Sincere condolences go out to the victim’s family.
This Bloomberg Businessweek entry is remarkable.
Particularly the way pedestrian is portrayed as acting of their own free will and not as collateral damage in the war on humans.
The car, the company, and the other human who was supposed to be supervising the “autonomous” vehicle are portrayed as passive participants and the pedestrian as an attention seeker.
Not so much a tragedy as business as usual.
Have Uber’s PR team framed this to shift blame onto irrational human beings and safely away from social engineering banks seeking to render all pedestrians obsolete?
I can picture it now:
“Who do they think they are? Those Pesky humans coming over here, barging their way into my profit centre!
Soon you won’t be able to go out on the streets unless you are shielded by your own semi-autonomous vehicle.
Last year I met Manuel Beltran at a Tactical Tech event in London where he presented his organization – the Institute of Human Obsolescence.
He started off by saying that we are all working for Facebook for free and we ought to invoice them for all the data we give them.
But before explaining to us why he was right to suggest that we form a union of data workers, he showed us an example of another species that had gone from being utterly ubiquitous to practically obsolete – the horse.
The once beloved horse became obsolete due to the invention of the motorcar. Manuel argued that we humans are becoming obsolete as we give our labour (which Facebook consider a business input) away for free.
I am quite sure Manuel is a communist and his research projects are inspired by his perspective on social justice.
I also appreciate the debate around communism has died down since the late eighties.
But Central Europe and beyond seem to be falling out of love with globalized open borders in favour of border centric nationalist strongman politicians.
Capitalism, democracy and tech have certainly had better moments.
Either way, there is plenty of evidence that automation feeds populism and technocracy ultimately renders humans obsolete or marginal.
And this incident is like the assassination of Archduke Ferdinand.
Something had been brewing for a while. We all knew there was tension. But this news report says it all.
You don’t have to be a raging communist to see a problem here.
The deceased is being blamed for causing the disruption.
And the moronic programmed ‘autonomous’ vehicle was just following orders.
What would Milgram and Zimbardo have said about the poor ‘autonomous’ car?
Where does the onus lie in cases where authority figures issue instructions to their (amoral) subordinates?
The Derek Bentley case was turned into a film, “Let him have it” in which a young man was hanged for ordering another man to shoot. The legal case turned on one of them being of reduced capacity and therefore somewhat easily led or not to be taken particularly seriously.
Should the car and it’s programmer be quarantined or put down like a dangerous dog?
When and where will this get to court?
Will the victim’s family be offered a settlement or will a precedent be set?

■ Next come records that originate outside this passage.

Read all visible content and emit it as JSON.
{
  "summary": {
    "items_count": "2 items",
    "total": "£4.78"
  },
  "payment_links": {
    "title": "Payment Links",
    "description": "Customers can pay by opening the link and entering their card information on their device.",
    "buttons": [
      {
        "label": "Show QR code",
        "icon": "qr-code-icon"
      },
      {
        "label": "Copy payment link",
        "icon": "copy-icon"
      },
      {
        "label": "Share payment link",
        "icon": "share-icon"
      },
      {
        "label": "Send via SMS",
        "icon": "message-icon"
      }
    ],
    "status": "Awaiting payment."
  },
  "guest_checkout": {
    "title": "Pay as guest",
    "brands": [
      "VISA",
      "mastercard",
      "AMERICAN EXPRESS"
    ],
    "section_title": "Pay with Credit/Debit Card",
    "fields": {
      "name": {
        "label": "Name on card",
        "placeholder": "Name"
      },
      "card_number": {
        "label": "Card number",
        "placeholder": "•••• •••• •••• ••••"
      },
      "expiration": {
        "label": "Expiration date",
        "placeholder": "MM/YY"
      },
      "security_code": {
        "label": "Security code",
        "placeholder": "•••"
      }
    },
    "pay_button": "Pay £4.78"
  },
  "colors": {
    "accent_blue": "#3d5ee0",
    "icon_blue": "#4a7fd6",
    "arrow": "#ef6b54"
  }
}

If the case doesn’t get to court then will there be a surge in people shoving problem partners and elderly, unemployed and disabled relatives into oncoming traffic?
And what about that Mel Gibson film, Who Killed the Electric Car?
That’s been flipped on its head.
Forget Snakes on a Plane, now we’re talking Driving Droids – On the Sidewalk.
It appears autonomous military drones are the future of warfare.
So will predictive policing and anti drug and terror legislation lead to an uptick in domestic drone strikes?
I can see it now in trigger happy USA – gunned down by a heat seeking missile for eating dinner in a poor neighborhood.
Elsewhere in the magazine there are calls for for a digital EPA (environmental protection agency) to help deal with digital oil spills.
The help we may really need may well be on our pavements, our job centres, Health Clinics, Hospitals, schools and any other hubs for potential mind control.
Of course in the U.K. we don’t discuss creating new regulators because we know that the ones we already have have have no teeth.
Just this week four pro EU British politicians poo-pooed the idea of Rupert Murdoch’s News International taking over Sky News because there would be no way of ensuring that it sticks to its promise of continuing to fund Sky News for the next ten years.
One of the MPs, Ken Clark, is the former Home Secretary and Justice Minister – he knows how the law works.
The fact that he doesnt suggest a clause be inserted that would revoke the merger and fine news international millions of pounds if Murdoch reneges on his promise tells you all you need to know.
Clarke has made a career out of lobbying for all corporations to get away with anything.
He is not suddenly going to suggest U.K. authorities are going to do everything they can to clamp down on criminal behaviour.
Have we reached peak technocracy?
Now that we’ve let deregulation upset our taxi drivers, small hotels, newspapers, and our democracy, where will the next scandal emerge from and how easily will it be written off?
An American in Paris once told me that one day they tell they’ve been poisoning your drinking water and there’s nothing anyone can do about it.
One day they kill you and your family members in broad daylight and having perfected the art of blaming the victim they tell their investors the occasional compensation payment is the cost of doing business – there are bound to be a few rotten apples in every barrel.